The 1st of May marks International Workers' Day, a festival of working-class self-organisation stretching back over 130 years. It was originally inaugurated to commemorate the "Haymarket Massacre" of 1886 in Chicago, where a bomb thrown during a worker's strike kicked off a police crackdown followed by a period of anti-labor hysteria.
In 1890, the first internationally co-ordinated demonstration for an 8-hour day was held, in commemoration of those killed in the massacre, and those eight anarchists executed on trumped-up charges after the event.
Here, Verso staff present "A Reading List for May Day", looking at the radical history of the festival in the European and North American labor movements, and how that spirit lives on in grassroots workplace struggles.

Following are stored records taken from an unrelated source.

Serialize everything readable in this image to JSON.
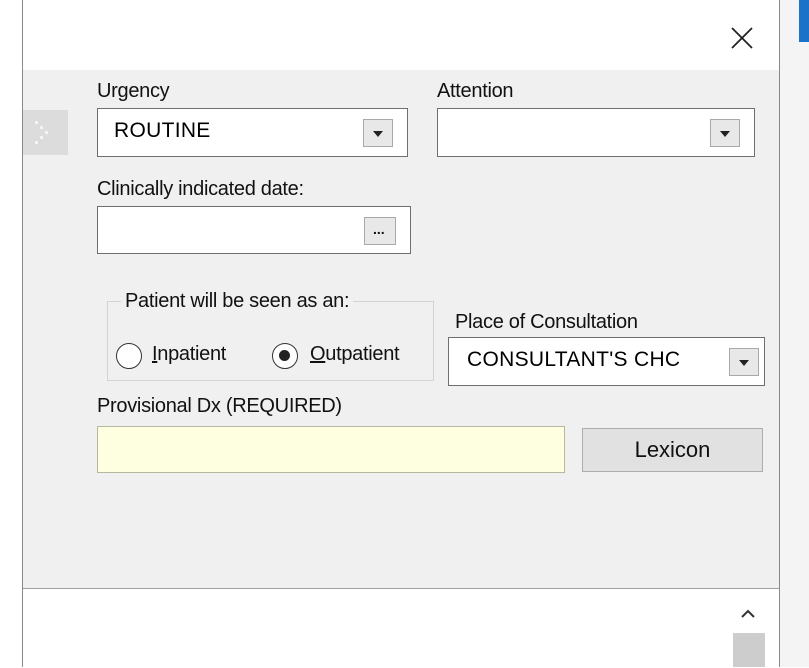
{
  "window": {
    "close_icon": "close-icon"
  },
  "form": {
    "urgency": {
      "label": "Urgency",
      "value": "ROUTINE"
    },
    "attention": {
      "label": "Attention",
      "value": ""
    },
    "clinically_indicated_date": {
      "label": "Clinically indicated date:",
      "value": "",
      "button_label": "..."
    },
    "patient_seen_as": {
      "legend": "Patient will be seen as an:",
      "options": [
        {
          "prefix": "",
          "mnemonic": "I",
          "rest": "npatient",
          "selected": false
        },
        {
          "prefix": "",
          "mnemonic": "O",
          "rest": "utpatient",
          "selected": true
        }
      ]
    },
    "place_of_consultation": {
      "label": "Place of Consultation",
      "value": "CONSULTANT'S CHC"
    },
    "provisional_dx": {
      "label": "Provisional Dx (REQUIRED)",
      "value": "",
      "field_color": "#fefee0"
    },
    "lexicon_button": {
      "label": "Lexicon"
    }
  },
  "icons": {
    "dropdown": "chevron-down-icon",
    "scroll_up": "chevron-up-icon",
    "grip": "drag-grip-icon"
  }
}
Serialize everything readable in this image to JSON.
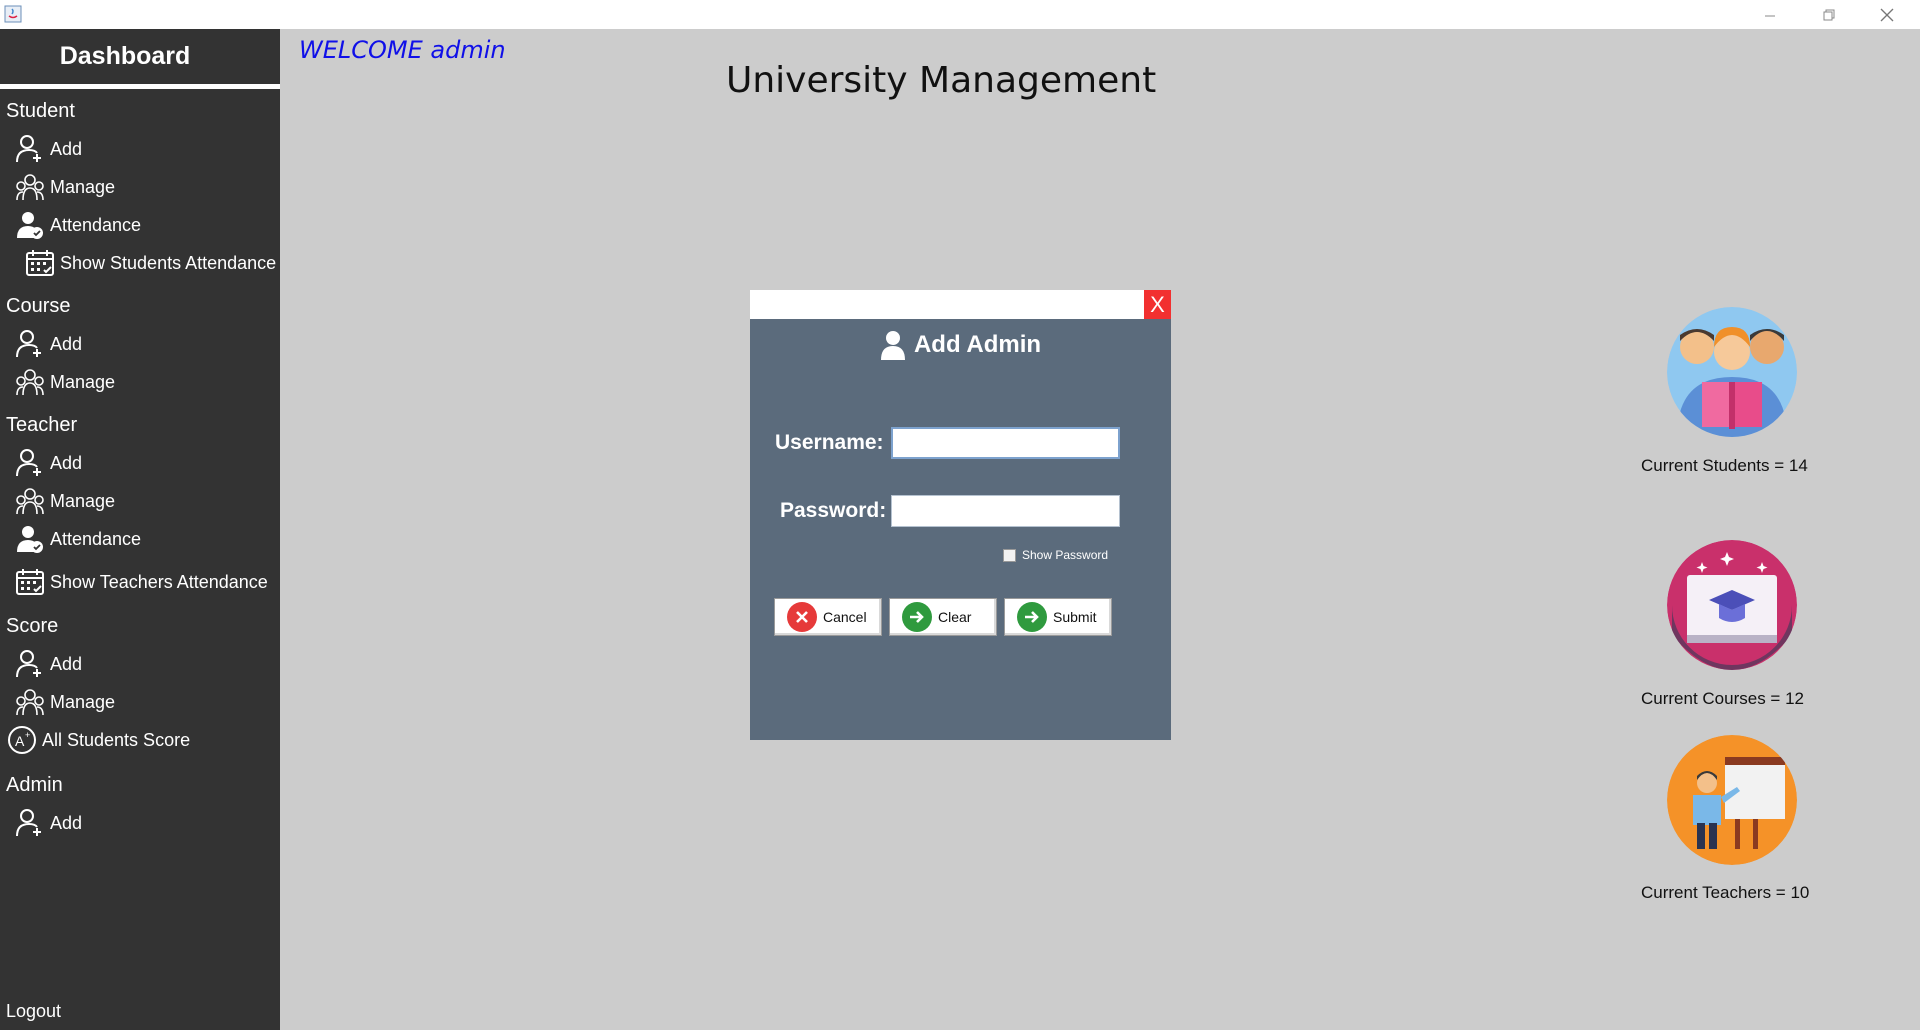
{
  "sidebar": {
    "header": "Dashboard",
    "sections": {
      "student": {
        "title": "Student",
        "items": [
          "Add",
          "Manage",
          "Attendance",
          "Show Students Attendance"
        ]
      },
      "course": {
        "title": "Course",
        "items": [
          "Add",
          "Manage"
        ]
      },
      "teacher": {
        "title": "Teacher",
        "items": [
          "Add",
          "Manage",
          "Attendance",
          "Show Teachers Attendance"
        ]
      },
      "score": {
        "title": "Score",
        "items": [
          "Add",
          "Manage",
          "All Students Score"
        ]
      },
      "admin": {
        "title": "Admin",
        "items": [
          "Add"
        ]
      }
    },
    "logout": "Logout"
  },
  "main": {
    "welcome": "WELCOME admin",
    "title": "University Management"
  },
  "dialog": {
    "close_label": "X",
    "title": "Add Admin",
    "username_label": "Username:",
    "username_value": "",
    "password_label": "Password:",
    "password_value": "",
    "show_password_label": "Show Password",
    "show_password_checked": false,
    "buttons": {
      "cancel": "Cancel",
      "clear": "Clear",
      "submit": "Submit"
    }
  },
  "stats": {
    "students": "Current Students = 14",
    "courses": "Current Courses = 12",
    "teachers": "Current Teachers = 10"
  },
  "colors": {
    "sidebar_bg": "#333333",
    "main_bg": "#cccccc",
    "dialog_bg": "#5b6b7c",
    "welcome_text": "#1010e8",
    "close_button": "#f23030"
  }
}
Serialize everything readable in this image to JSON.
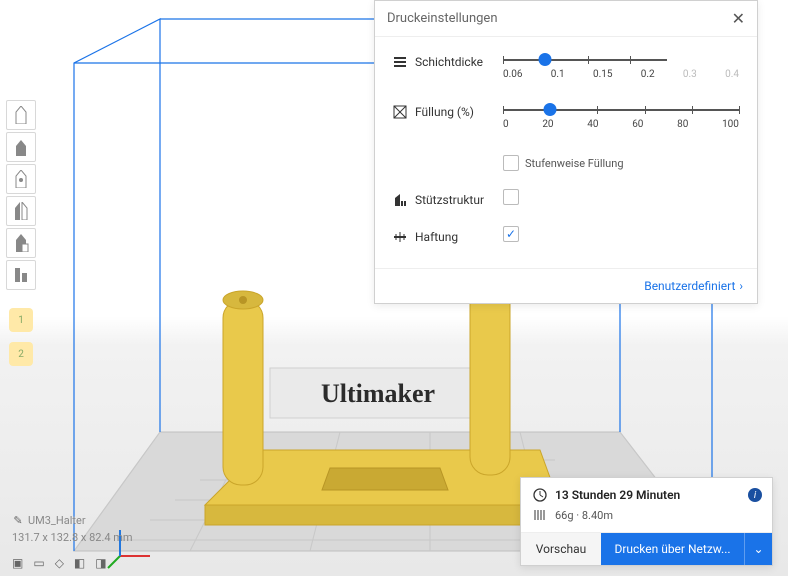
{
  "panel": {
    "title": "Druckeinstellungen",
    "layer": {
      "label": "Schichtdicke",
      "ticks": [
        "0.06",
        "0.1",
        "0.15",
        "0.2",
        "0.3",
        "0.4"
      ],
      "value": "0.1"
    },
    "infill": {
      "label": "Füllung (%)",
      "ticks": [
        "0",
        "20",
        "40",
        "60",
        "80",
        "100"
      ],
      "value": "20",
      "gradual_label": "Stufenweise Füllung",
      "gradual_checked": false
    },
    "support": {
      "label": "Stützstruktur",
      "checked": false
    },
    "adhesion": {
      "label": "Haftung",
      "checked": true
    },
    "custom_link": "Benutzerdefiniert"
  },
  "object": {
    "name": "UM3_Halter",
    "dimensions": "131.7 x 132.8 x 82.4 mm"
  },
  "brand_text": "Ultimaker",
  "print": {
    "time": "13 Stunden 29 Minuten",
    "material": "66g · 8.40m",
    "preview_label": "Vorschau",
    "main_label": "Drucken über Netzw..."
  },
  "icons": {
    "layer": "layer-height-icon",
    "infill": "infill-icon",
    "support": "support-icon",
    "adhesion": "adhesion-icon",
    "clock": "clock-icon",
    "spool": "spool-icon"
  }
}
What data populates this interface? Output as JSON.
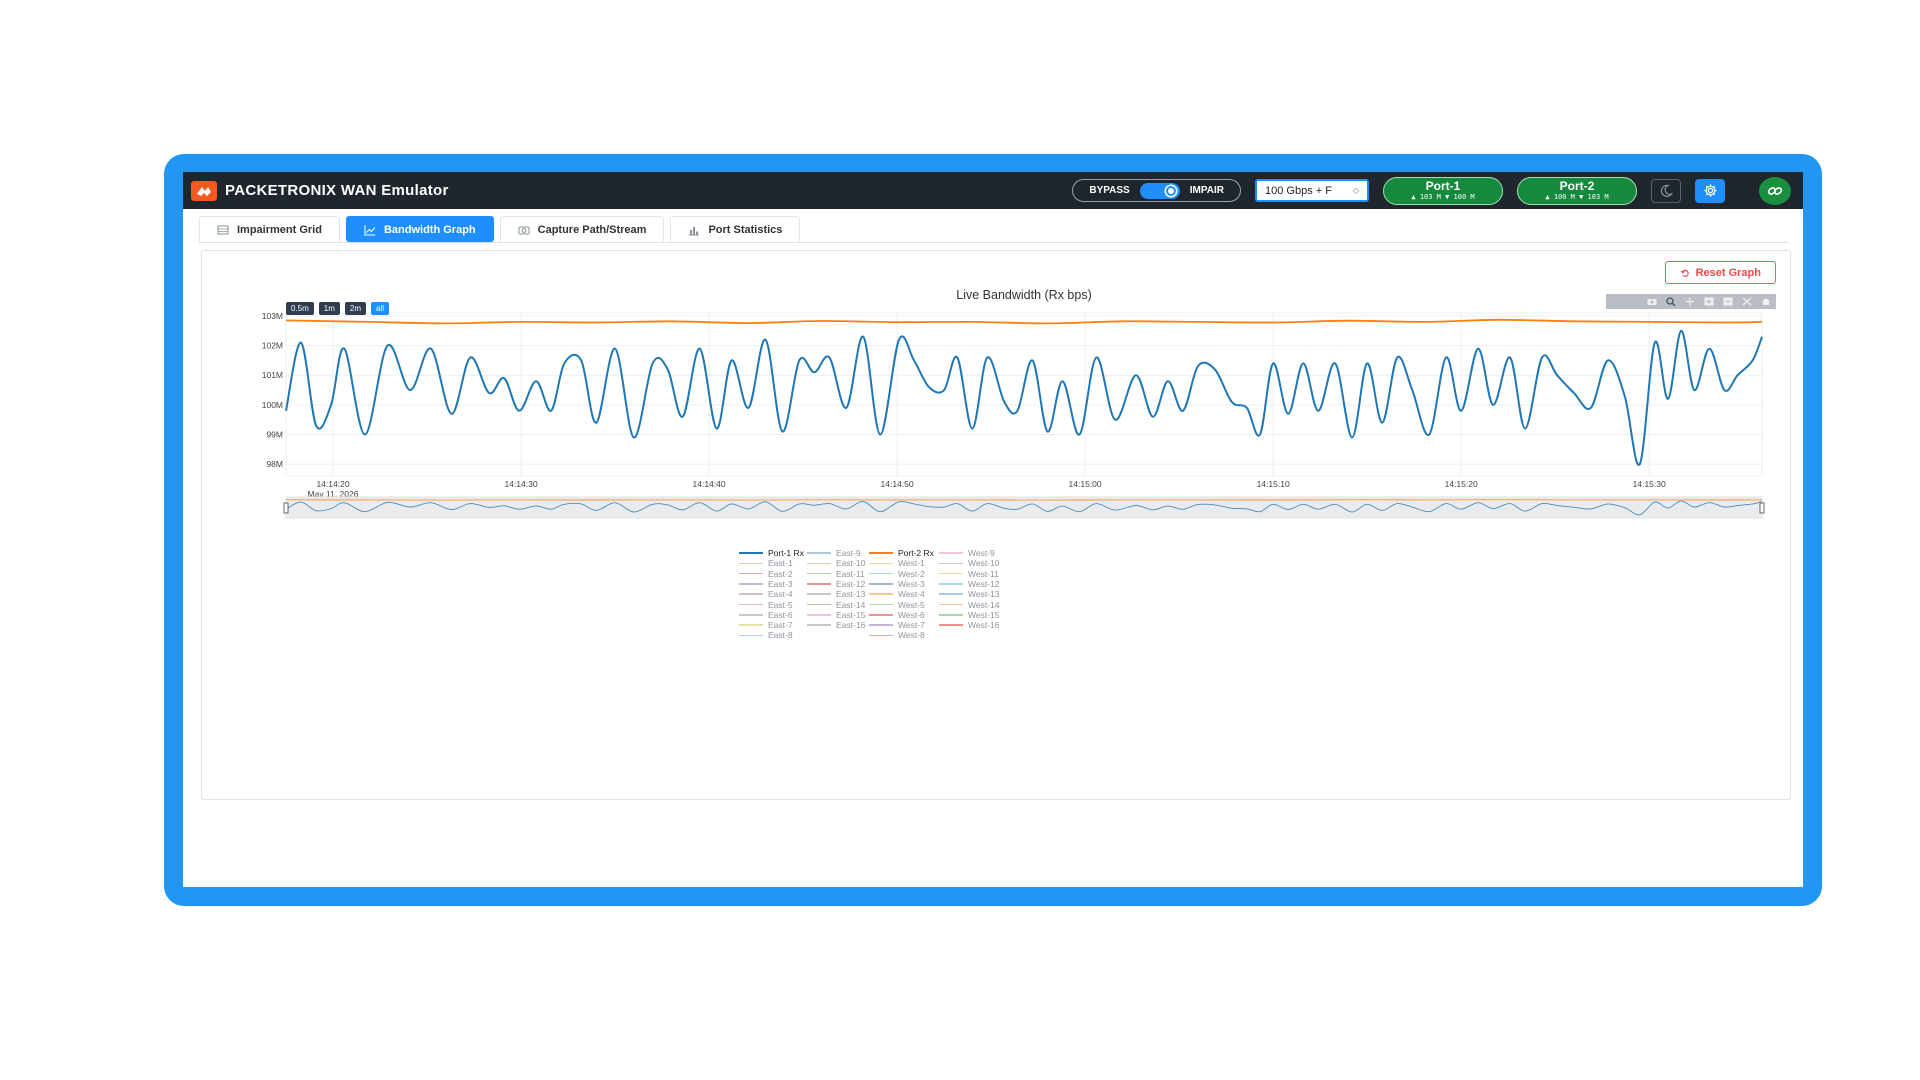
{
  "header": {
    "brand": "PACKETRONIX WAN Emulator",
    "bypass_label": "BYPASS",
    "impair_label": "IMPAIR",
    "speed_value": "100 Gbps + F",
    "port1": {
      "name": "Port-1",
      "rates": "▲ 103 M ▼ 100 M"
    },
    "port2": {
      "name": "Port-2",
      "rates": "▲ 100 M ▼ 103 M"
    },
    "icons": [
      "moon-icon",
      "gear-icon",
      "link-icon"
    ]
  },
  "tabs": [
    {
      "label": "Impairment Grid",
      "icon": "table-icon"
    },
    {
      "label": "Bandwidth Graph",
      "icon": "chart-icon",
      "active": true
    },
    {
      "label": "Capture Path/Stream",
      "icon": "camera-icon"
    },
    {
      "label": "Port Statistics",
      "icon": "bar-icon"
    }
  ],
  "reset_label": "Reset Graph",
  "range_buttons": [
    "0.5m",
    "1m",
    "2m",
    "all"
  ],
  "chart_data": {
    "type": "line",
    "title": "Live Bandwidth (Rx bps)",
    "ylim": [
      97.6,
      103.1
    ],
    "yticks": [
      {
        "v": 98,
        "label": "98M"
      },
      {
        "v": 99,
        "label": "99M"
      },
      {
        "v": 100,
        "label": "100M"
      },
      {
        "v": 101,
        "label": "101M"
      },
      {
        "v": 102,
        "label": "102M"
      },
      {
        "v": 103,
        "label": "103M"
      }
    ],
    "xrange": [
      "14:14:17.5",
      "14:15:36"
    ],
    "xticks": [
      {
        "t": 20,
        "label": "14:14:20",
        "sub": "May 11, 2026"
      },
      {
        "t": 30,
        "label": "14:14:30"
      },
      {
        "t": 40,
        "label": "14:14:40"
      },
      {
        "t": 50,
        "label": "14:14:50"
      },
      {
        "t": 60,
        "label": "14:15:00"
      },
      {
        "t": 70,
        "label": "14:15:10"
      },
      {
        "t": 80,
        "label": "14:15:20"
      },
      {
        "t": 90,
        "label": "14:15:30"
      }
    ],
    "grid": true,
    "rangeslider": true,
    "series": [
      {
        "name": "Port-1 Rx",
        "color": "#1f77b4",
        "x": [
          17.5,
          18.3,
          19.1,
          19.9,
          20.6,
          21.7,
          22.9,
          24.1,
          25.2,
          26.3,
          27.3,
          28.3,
          29.1,
          29.9,
          30.8,
          31.6,
          32.3,
          33.2,
          34.0,
          35.0,
          36.0,
          37.0,
          37.8,
          38.6,
          39.5,
          40.4,
          41.2,
          42.1,
          43.0,
          43.9,
          44.8,
          45.6,
          46.4,
          47.3,
          48.2,
          49.1,
          50.1,
          50.9,
          51.7,
          52.5,
          53.2,
          54.0,
          54.8,
          55.7,
          56.4,
          57.2,
          58.0,
          58.8,
          59.7,
          60.6,
          61.6,
          62.7,
          63.6,
          64.4,
          65.2,
          66.0,
          66.9,
          67.8,
          68.6,
          69.3,
          70.0,
          70.8,
          71.6,
          72.4,
          73.3,
          74.2,
          75.0,
          75.8,
          76.6,
          77.4,
          78.3,
          79.2,
          80.0,
          80.9,
          81.7,
          82.6,
          83.4,
          84.3,
          85.1,
          86.0,
          86.9,
          87.8,
          88.7,
          89.5,
          90.3,
          91.0,
          91.7,
          92.4,
          93.2,
          94.0,
          94.7,
          95.5,
          96.0
        ],
        "y": [
          99.8,
          102.1,
          99.3,
          100.0,
          101.9,
          99.0,
          102.0,
          100.5,
          101.9,
          99.7,
          101.6,
          100.4,
          100.9,
          99.8,
          100.8,
          99.8,
          101.4,
          101.5,
          99.4,
          101.9,
          98.9,
          101.4,
          101.2,
          99.6,
          101.9,
          99.2,
          101.5,
          99.9,
          102.2,
          99.1,
          101.5,
          101.1,
          101.6,
          99.9,
          102.3,
          99.0,
          102.2,
          101.5,
          100.6,
          100.5,
          101.6,
          99.2,
          101.6,
          100.1,
          99.8,
          101.5,
          99.1,
          100.8,
          99.0,
          101.6,
          99.5,
          101.0,
          99.6,
          100.8,
          99.8,
          101.3,
          101.2,
          100.1,
          99.9,
          99.0,
          101.4,
          99.7,
          101.4,
          99.8,
          101.4,
          98.9,
          101.4,
          99.4,
          101.6,
          100.5,
          99.0,
          101.6,
          99.8,
          101.9,
          100.0,
          101.6,
          99.2,
          101.6,
          101.0,
          100.4,
          99.9,
          101.5,
          100.3,
          98.0,
          102.1,
          100.2,
          102.5,
          100.5,
          101.9,
          100.5,
          101.0,
          101.5,
          102.3
        ],
        "comment_fix": null
      },
      {
        "name": "Port-2 Rx",
        "color": "#ff7f0e",
        "x": [
          17.5,
          22,
          26,
          30,
          34,
          38,
          42,
          46,
          50,
          54,
          58,
          62,
          66,
          70,
          74,
          78,
          82,
          86,
          90,
          94,
          96
        ],
        "y": [
          102.85,
          102.8,
          102.75,
          102.8,
          102.78,
          102.82,
          102.76,
          102.83,
          102.79,
          102.8,
          102.75,
          102.82,
          102.8,
          102.78,
          102.84,
          102.8,
          102.87,
          102.82,
          102.8,
          102.78,
          102.8
        ]
      }
    ],
    "legend": {
      "placement": "bottom-center",
      "columns": [
        [
          {
            "name": "Port-1 Rx",
            "color": "#1f77b4",
            "main": true
          },
          {
            "name": "East-1",
            "color": "#c7d9ae"
          },
          {
            "name": "East-2",
            "color": "#f2a2a2"
          },
          {
            "name": "East-3",
            "color": "#c6b6d8"
          },
          {
            "name": "East-4",
            "color": "#d8bfc0"
          },
          {
            "name": "East-5",
            "color": "#e2bdd6"
          },
          {
            "name": "East-6",
            "color": "#c5c8cc"
          },
          {
            "name": "East-7",
            "color": "#e4e3a6"
          },
          {
            "name": "East-8",
            "color": "#a8dde0"
          }
        ],
        [
          {
            "name": "East-9",
            "color": "#a9c7e3"
          },
          {
            "name": "East-10",
            "color": "#f6c79b"
          },
          {
            "name": "East-11",
            "color": "#a8d6a2"
          },
          {
            "name": "East-12",
            "color": "#ee8f8f"
          },
          {
            "name": "East-13",
            "color": "#c8c4cc"
          },
          {
            "name": "East-14",
            "color": "#c7b9a8"
          },
          {
            "name": "East-15",
            "color": "#f0c0dc"
          },
          {
            "name": "East-16",
            "color": "#c7c7c7"
          }
        ],
        [
          {
            "name": "Port-2 Rx",
            "color": "#ff7f0e",
            "main": true
          },
          {
            "name": "West-1",
            "color": "#e7e1a4"
          },
          {
            "name": "West-2",
            "color": "#a9dbe2"
          },
          {
            "name": "West-3",
            "color": "#9fb8d8"
          },
          {
            "name": "West-4",
            "color": "#f5c99e"
          },
          {
            "name": "West-5",
            "color": "#b8d8a5"
          },
          {
            "name": "West-6",
            "color": "#ec9494"
          },
          {
            "name": "West-7",
            "color": "#c6b5d8"
          },
          {
            "name": "West-8",
            "color": "#c9b5a6"
          }
        ],
        [
          {
            "name": "West-9",
            "color": "#efc3dc"
          },
          {
            "name": "West-10",
            "color": "#c9c9c9"
          },
          {
            "name": "West-11",
            "color": "#e3e2a5"
          },
          {
            "name": "West-12",
            "color": "#a9dbe2"
          },
          {
            "name": "West-13",
            "color": "#a9c8e6"
          },
          {
            "name": "West-14",
            "color": "#f6c79b"
          },
          {
            "name": "West-15",
            "color": "#a3d6a0"
          },
          {
            "name": "West-16",
            "color": "#ef9090"
          }
        ]
      ]
    }
  }
}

After the Occupy Wall Street "People's Library" was brutally dismantled by the police, Paolo Mossetti of Through Europe asked some of his favourite writers, activists, and academics to help him compile a list of books that would recreate, though only virtually, the library's shelves.
Here is the third part, with contributions from Gar Alperovitz, Mike Davis, Enrico Donaggio, Ann Ferguson, Shabnam Hashmi, John Holloway, Sandro Mezzadra, Douglas Rushkoff, Felix Stalder.
The fourth part of the reading list will be online next week.